Travel poster based on Minecraft image - believed fair "adaptive" use
Minecraft in creative mode is pure designer catnip! I don't care much about the survival-mode monsters or the finicky crafting really, but I love the sandbox freedom to build. My biggest project - an entire far-flung kingdom with trade routes by boat, rail, road, and even balloon - was sparked by a game update (in a supposedly survival type game be this noted!)... a game update that included adding colored glass and four kinds of tulips.
My first response was to help build a cathedral with stained glass windows. Natch.
My second was to build Blocksterdam, my Venice of the West. Here dueling tulip princes wage trade wars between themselves at home among the quaint canals of Old Blocksterdam and, abroad, against the Cactus King, the Rose King (war of the roses?), and the nefarious Poppy Cartel.
Portal? Oh, I'm eatin' my cake. * Polishes fingernails on shirt, looking down all humble, humming. * "Anyway, this cake is great. It's so delicious and moist.
Look at me still talking when there's Sciencedesigning to do!"
I just read a very interesting blog post by writer Patricia C. Wrede titled "Six Things I Wish I'd Known." As I've discovered before, writers writing about the act of writing have a knack of hitting on issues that apply to any other creative field. (And they're so darn articulate about it too!)
In this case it was the element of jealousy.
Of other writers, designers, creators. Theater is famously rife with this green-eyed problem. Actors, poor dears, are so bad at pretending they're not envious.
Ha! Designers feel the exact same poisonous stew of envy and competition. There's always someone else who gets the show you wanted or the award you think you should have won or - equally unsettling - you suspect that you don't deserve the show or award as much as they do. It really can be a poisonous snake.
Public domain image
The only thing to do is to do your very best work and then to mutter your mantra to your snakey self.

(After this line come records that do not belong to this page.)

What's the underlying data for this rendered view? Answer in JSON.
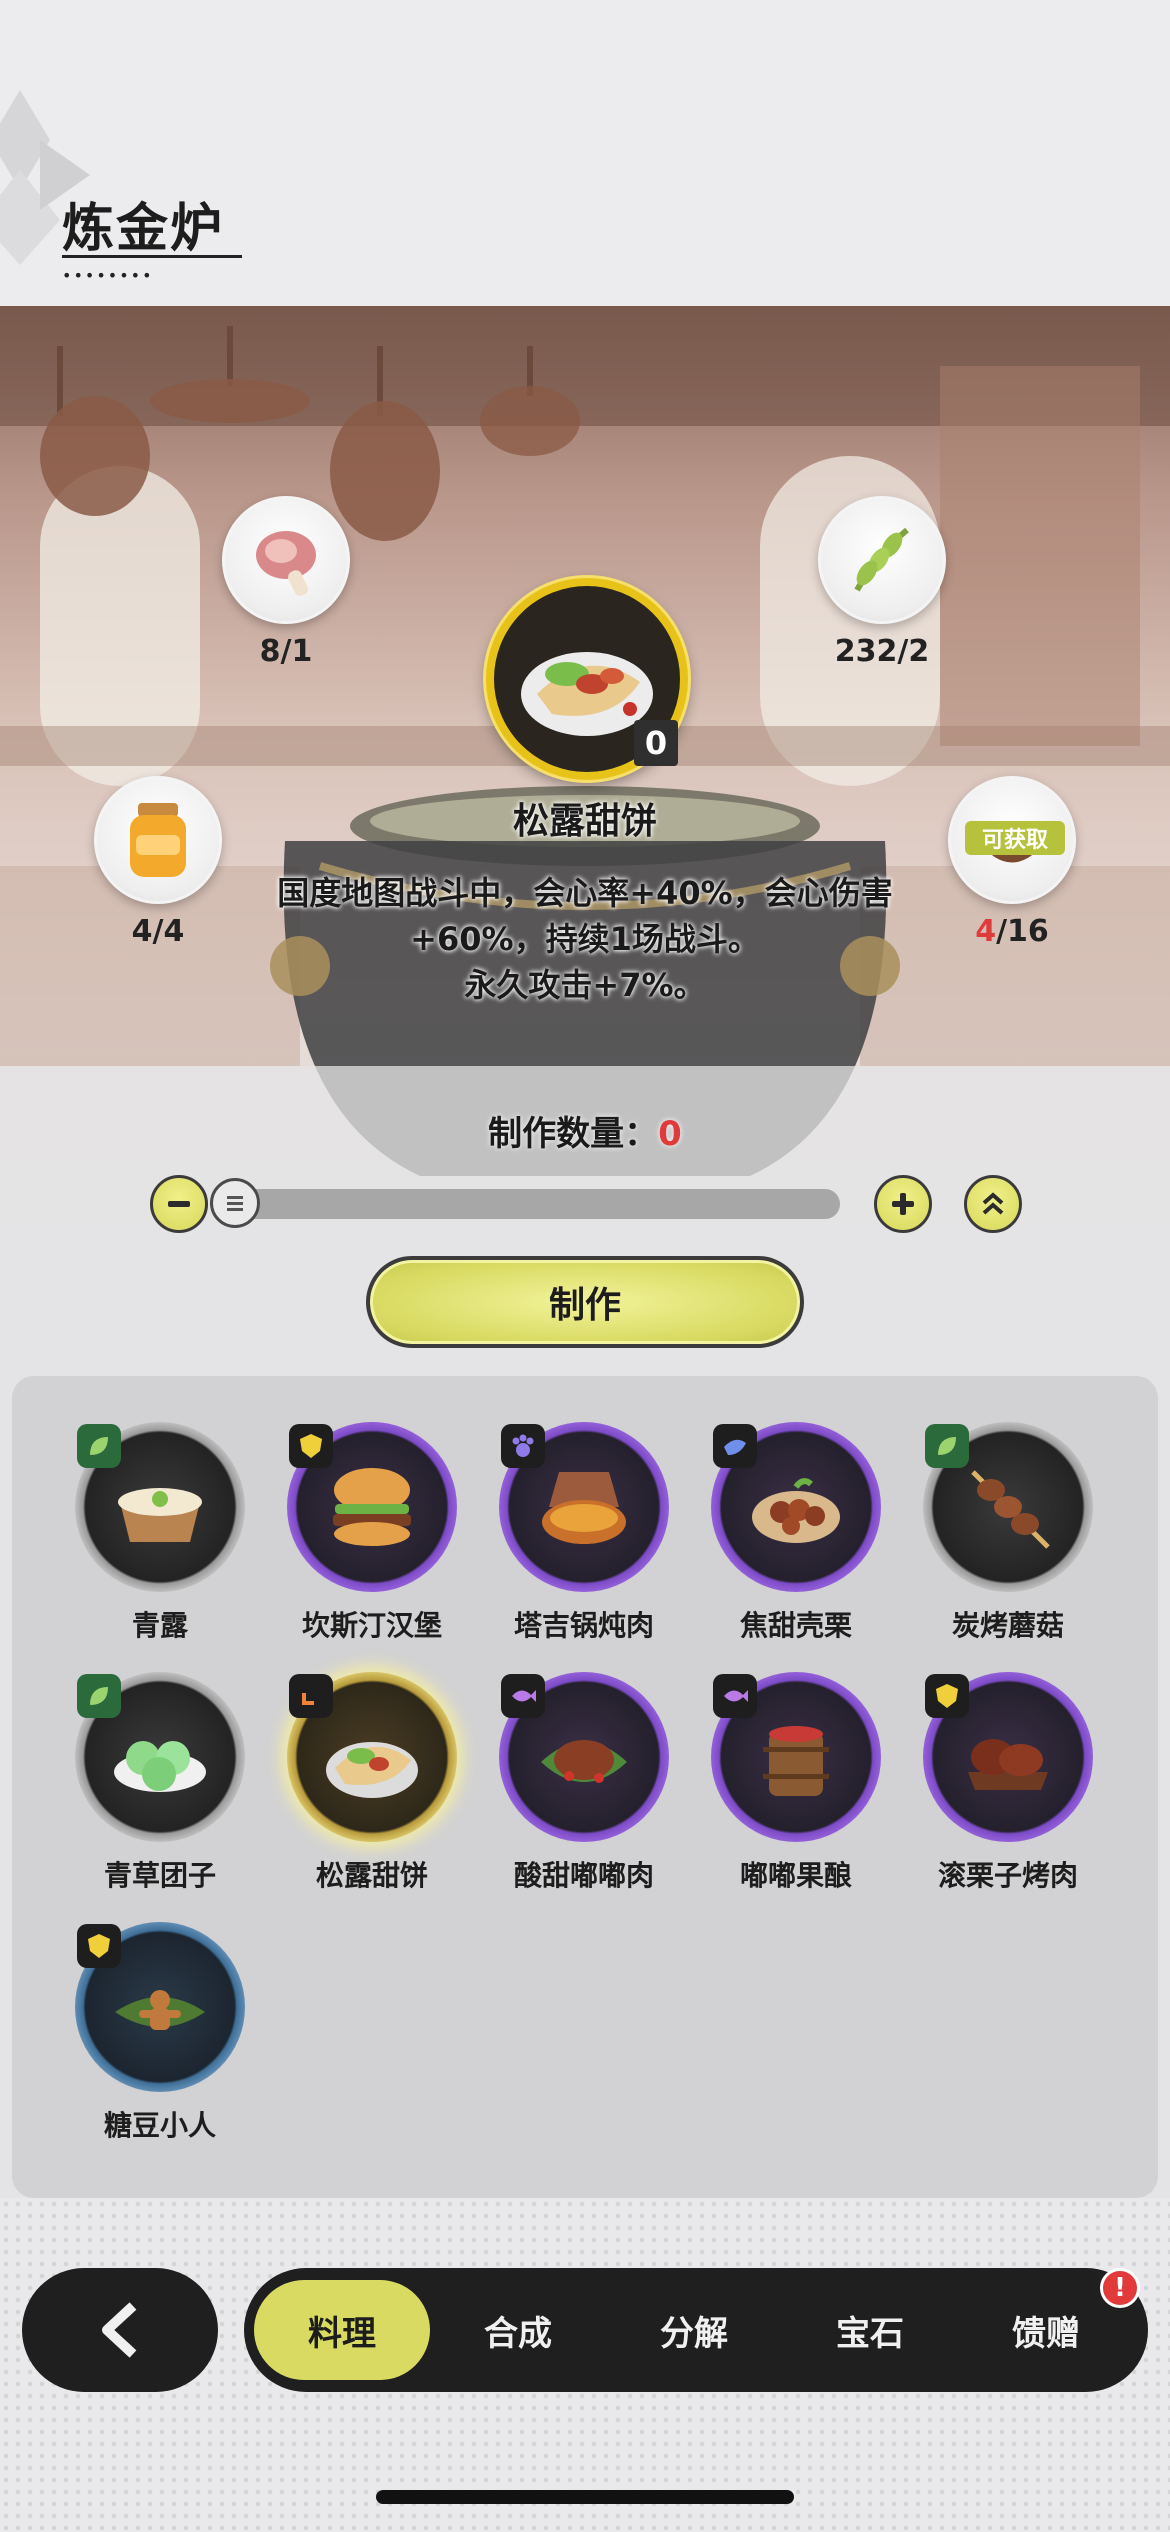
{
  "header": {
    "title": "炼金炉"
  },
  "ingredients": [
    {
      "name": "ham-icon",
      "count": "8/1"
    },
    {
      "name": "wheat-icon",
      "count": "232/2"
    },
    {
      "name": "honey-jar-icon",
      "count": "4/4"
    },
    {
      "name": "mushroom-bowl-icon",
      "count_have": "4",
      "count_need": "/16",
      "tag": "可获取"
    }
  ],
  "selected_dish": {
    "name": "松露甜饼",
    "owned": "0",
    "description_line1": "国度地图战斗中，会心率+40%，会心伤害",
    "description_line2": "+60%，持续1场战斗。",
    "description_line3": "永久攻击+7%。"
  },
  "quantity": {
    "label": "制作数量：",
    "value": "0",
    "progress": 0
  },
  "make_button": {
    "label": "制作"
  },
  "recipes": [
    {
      "label": "青露",
      "frame": "gray",
      "tag": "leaf"
    },
    {
      "label": "坎斯汀汉堡",
      "frame": "purple",
      "tag": "shield"
    },
    {
      "label": "塔吉锅炖肉",
      "frame": "purple",
      "tag": "paw"
    },
    {
      "label": "焦甜壳栗",
      "frame": "purple",
      "tag": "bird"
    },
    {
      "label": "炭烤蘑菇",
      "frame": "gray",
      "tag": "leaf"
    },
    {
      "label": "青草团子",
      "frame": "gray",
      "tag": "leaf"
    },
    {
      "label": "松露甜饼",
      "frame": "gold",
      "tag": "arrow"
    },
    {
      "label": "酸甜嘟嘟肉",
      "frame": "purple",
      "tag": "fish"
    },
    {
      "label": "嘟嘟果酿",
      "frame": "purple",
      "tag": "fish"
    },
    {
      "label": "滚栗子烤肉",
      "frame": "purple",
      "tag": "shield"
    },
    {
      "label": "糖豆小人",
      "frame": "blue",
      "tag": "shield"
    }
  ],
  "tabs": [
    {
      "label": "料理",
      "active": true
    },
    {
      "label": "合成",
      "active": false
    },
    {
      "label": "分解",
      "active": false
    },
    {
      "label": "宝石",
      "active": false
    },
    {
      "label": "馈赠",
      "active": false
    }
  ],
  "notification_badge": "!",
  "colors": {
    "accent": "#d8da62",
    "dark": "#1f1f1f",
    "alert": "#e03b3b",
    "selected_ring": "#e7c31a"
  }
}
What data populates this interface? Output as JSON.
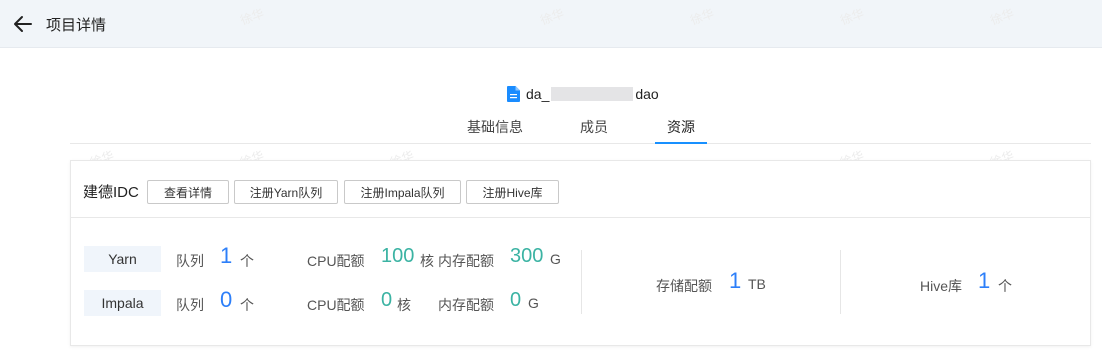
{
  "header": {
    "title": "项目详情"
  },
  "project": {
    "name_prefix": "da_",
    "name_suffix": "dao"
  },
  "tabs": [
    {
      "label": "基础信息",
      "active": false
    },
    {
      "label": "成员",
      "active": false
    },
    {
      "label": "资源",
      "active": true
    }
  ],
  "card": {
    "idc_name": "建德IDC",
    "buttons": {
      "details": "查看详情",
      "register_yarn": "注册Yarn队列",
      "register_impala": "注册Impala队列",
      "register_hive": "注册Hive库"
    },
    "yarn": {
      "label": "Yarn",
      "queue_label": "队列",
      "queue_value": "1",
      "queue_unit": "个",
      "cpu_label": "CPU配额",
      "cpu_value": "100",
      "cpu_unit": "核",
      "mem_label": "内存配额",
      "mem_value": "300",
      "mem_unit": "G"
    },
    "impala": {
      "label": "Impala",
      "queue_label": "队列",
      "queue_value": "0",
      "queue_unit": "个",
      "cpu_label": "CPU配额",
      "cpu_value": "0",
      "cpu_unit": "核",
      "mem_label": "内存配额",
      "mem_value": "0",
      "mem_unit": "G"
    },
    "storage": {
      "label": "存储配额",
      "value": "1",
      "unit": "TB"
    },
    "hive": {
      "label": "Hive库",
      "value": "1",
      "unit": "个"
    }
  },
  "watermark": "徐华",
  "colors": {
    "accent": "#1890ff",
    "number_blue": "#2d7ff9",
    "number_teal": "#3bb3a3",
    "header_bg": "#f1f5f9"
  }
}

For me it's, "I'm in this for the design." (Not the rewards, fame, popularity, whatever.) "I'm in this for the design." Perhaps others are in it for the poor pay or long hours, but I find the reminder that what I want is just the work to be very soothing.